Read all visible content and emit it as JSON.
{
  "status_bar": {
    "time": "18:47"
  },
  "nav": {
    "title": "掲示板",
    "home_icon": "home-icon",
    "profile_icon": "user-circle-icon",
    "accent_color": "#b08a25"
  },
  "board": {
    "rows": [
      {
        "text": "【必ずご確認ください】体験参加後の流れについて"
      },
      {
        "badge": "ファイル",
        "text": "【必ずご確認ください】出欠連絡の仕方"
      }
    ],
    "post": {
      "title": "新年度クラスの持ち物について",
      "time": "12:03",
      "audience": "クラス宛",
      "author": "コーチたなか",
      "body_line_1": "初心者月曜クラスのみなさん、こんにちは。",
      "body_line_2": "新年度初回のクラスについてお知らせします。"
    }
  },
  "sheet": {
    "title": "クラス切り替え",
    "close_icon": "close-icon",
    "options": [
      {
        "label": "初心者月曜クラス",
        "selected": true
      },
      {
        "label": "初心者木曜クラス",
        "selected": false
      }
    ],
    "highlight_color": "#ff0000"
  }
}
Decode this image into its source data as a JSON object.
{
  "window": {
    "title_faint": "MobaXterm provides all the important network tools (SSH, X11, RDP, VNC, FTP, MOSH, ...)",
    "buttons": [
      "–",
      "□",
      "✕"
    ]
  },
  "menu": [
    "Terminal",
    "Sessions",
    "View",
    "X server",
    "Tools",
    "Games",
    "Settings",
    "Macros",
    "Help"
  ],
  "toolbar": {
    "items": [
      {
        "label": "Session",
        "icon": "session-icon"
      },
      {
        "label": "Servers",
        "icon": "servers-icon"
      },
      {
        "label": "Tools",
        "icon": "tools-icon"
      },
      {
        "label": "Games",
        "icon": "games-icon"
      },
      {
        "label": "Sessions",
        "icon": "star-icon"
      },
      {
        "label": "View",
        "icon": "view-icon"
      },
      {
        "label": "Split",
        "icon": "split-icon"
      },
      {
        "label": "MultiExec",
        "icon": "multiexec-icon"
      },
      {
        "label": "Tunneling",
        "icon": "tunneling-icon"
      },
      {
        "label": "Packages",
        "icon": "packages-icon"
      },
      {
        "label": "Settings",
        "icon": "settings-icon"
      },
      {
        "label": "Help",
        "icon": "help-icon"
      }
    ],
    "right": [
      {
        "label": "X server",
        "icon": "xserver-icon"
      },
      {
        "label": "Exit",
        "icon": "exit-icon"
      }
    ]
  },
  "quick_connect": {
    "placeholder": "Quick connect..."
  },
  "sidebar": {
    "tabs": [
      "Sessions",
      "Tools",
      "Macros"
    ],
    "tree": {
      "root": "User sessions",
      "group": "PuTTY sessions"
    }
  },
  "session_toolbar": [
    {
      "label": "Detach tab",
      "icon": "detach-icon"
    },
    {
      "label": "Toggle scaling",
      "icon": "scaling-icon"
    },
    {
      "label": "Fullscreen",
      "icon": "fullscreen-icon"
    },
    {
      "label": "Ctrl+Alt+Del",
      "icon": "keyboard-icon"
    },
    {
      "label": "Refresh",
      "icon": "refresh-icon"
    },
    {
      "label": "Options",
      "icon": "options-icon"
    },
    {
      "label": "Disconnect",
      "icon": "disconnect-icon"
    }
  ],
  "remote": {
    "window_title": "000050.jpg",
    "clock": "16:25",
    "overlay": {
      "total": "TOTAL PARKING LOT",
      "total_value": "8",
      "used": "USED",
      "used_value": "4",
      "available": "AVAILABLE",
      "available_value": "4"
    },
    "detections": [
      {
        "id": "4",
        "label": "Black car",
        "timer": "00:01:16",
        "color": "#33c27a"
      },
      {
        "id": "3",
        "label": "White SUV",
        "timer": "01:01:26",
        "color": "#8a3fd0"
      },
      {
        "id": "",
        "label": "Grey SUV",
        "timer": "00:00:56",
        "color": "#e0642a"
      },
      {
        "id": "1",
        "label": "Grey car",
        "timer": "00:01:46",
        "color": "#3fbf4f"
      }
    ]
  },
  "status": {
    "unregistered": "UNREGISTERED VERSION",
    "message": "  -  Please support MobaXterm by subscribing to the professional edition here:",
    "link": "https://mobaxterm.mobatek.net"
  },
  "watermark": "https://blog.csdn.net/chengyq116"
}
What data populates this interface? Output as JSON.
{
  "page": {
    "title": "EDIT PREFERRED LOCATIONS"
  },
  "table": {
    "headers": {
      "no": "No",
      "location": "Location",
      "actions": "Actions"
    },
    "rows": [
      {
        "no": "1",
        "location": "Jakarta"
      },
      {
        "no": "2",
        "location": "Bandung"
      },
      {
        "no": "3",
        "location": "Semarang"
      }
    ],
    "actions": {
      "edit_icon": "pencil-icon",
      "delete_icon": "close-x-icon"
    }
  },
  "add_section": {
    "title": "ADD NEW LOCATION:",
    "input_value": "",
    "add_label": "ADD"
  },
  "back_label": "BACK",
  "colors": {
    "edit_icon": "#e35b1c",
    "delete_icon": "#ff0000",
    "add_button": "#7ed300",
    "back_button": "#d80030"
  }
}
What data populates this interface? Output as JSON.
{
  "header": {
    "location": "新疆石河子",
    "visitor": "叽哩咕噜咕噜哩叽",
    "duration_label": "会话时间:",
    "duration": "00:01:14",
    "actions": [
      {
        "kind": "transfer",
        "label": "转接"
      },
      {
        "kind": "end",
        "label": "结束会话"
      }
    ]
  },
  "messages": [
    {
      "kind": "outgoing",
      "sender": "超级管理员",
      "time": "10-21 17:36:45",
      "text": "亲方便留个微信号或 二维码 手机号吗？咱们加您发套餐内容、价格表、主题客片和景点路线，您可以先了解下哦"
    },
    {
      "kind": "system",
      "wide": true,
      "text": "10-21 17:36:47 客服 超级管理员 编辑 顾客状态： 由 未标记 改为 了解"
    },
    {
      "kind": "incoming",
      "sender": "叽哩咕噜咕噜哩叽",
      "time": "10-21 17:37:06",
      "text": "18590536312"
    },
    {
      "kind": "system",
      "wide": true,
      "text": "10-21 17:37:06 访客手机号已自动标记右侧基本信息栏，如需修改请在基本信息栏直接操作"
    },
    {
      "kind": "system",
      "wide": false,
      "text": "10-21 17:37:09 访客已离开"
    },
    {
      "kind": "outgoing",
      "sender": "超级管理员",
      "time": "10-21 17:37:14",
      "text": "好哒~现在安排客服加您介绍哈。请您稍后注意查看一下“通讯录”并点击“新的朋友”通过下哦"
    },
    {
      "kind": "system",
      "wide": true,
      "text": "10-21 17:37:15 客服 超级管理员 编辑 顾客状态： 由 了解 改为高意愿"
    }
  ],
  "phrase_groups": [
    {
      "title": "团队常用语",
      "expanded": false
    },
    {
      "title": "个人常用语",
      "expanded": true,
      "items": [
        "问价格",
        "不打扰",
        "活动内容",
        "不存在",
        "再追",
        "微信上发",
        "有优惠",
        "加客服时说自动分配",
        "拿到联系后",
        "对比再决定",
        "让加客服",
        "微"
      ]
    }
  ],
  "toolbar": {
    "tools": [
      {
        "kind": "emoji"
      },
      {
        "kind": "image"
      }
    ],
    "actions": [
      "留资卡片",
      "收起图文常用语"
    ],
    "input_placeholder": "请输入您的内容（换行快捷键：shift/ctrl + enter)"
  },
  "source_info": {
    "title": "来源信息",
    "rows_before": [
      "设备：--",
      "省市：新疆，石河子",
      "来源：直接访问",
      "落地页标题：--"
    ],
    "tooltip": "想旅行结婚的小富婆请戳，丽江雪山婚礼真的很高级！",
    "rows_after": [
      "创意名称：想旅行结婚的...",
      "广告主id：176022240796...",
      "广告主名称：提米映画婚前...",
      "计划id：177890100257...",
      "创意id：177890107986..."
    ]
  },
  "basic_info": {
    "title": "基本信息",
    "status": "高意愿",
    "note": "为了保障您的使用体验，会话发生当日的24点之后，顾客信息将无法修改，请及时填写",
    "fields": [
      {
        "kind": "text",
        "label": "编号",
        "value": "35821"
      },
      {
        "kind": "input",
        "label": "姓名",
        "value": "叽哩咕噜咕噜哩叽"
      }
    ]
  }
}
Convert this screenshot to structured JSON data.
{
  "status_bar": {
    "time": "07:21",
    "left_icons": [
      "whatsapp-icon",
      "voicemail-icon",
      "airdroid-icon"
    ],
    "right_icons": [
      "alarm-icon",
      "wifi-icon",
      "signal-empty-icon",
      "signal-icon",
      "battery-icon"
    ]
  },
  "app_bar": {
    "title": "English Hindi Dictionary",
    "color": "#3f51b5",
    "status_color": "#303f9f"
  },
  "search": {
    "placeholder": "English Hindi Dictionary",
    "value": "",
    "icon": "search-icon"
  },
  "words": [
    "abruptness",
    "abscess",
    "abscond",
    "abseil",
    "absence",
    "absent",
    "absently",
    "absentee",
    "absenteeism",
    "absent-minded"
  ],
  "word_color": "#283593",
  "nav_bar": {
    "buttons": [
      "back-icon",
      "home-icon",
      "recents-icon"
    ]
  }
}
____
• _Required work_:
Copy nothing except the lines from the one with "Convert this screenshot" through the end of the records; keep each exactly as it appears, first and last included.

• _Your response_:
Convert this screenshot to structured JSON data.
{
  "status_bar": {
    "time": "07:21",
    "left_icons": [
      "whatsapp-icon",
      "voicemail-icon",
      "airdroid-icon"
    ],
    "right_icons": [
      "alarm-icon",
      "wifi-icon",
      "signal-empty-icon",
      "signal-icon",
      "battery-icon"
    ]
  },
  "app_bar": {
    "title": "English Hindi Dictionary",
    "color": "#3f51b5",
    "status_color": "#303f9f"
  },
  "search": {
    "placeholder": "English Hindi Dictionary",
    "value": "",
    "icon": "search-icon"
  },
  "words": [
    "abruptness",
    "abscess",
    "abscond",
    "abseil",
    "absence",
    "absent",
    "absently",
    "absentee",
    "absenteeism",
    "absent-minded"
  ],
  "word_color": "#283593",
  "nav_bar": {
    "buttons": [
      "back-icon",
      "home-icon",
      "recents-icon"
    ]
  }
}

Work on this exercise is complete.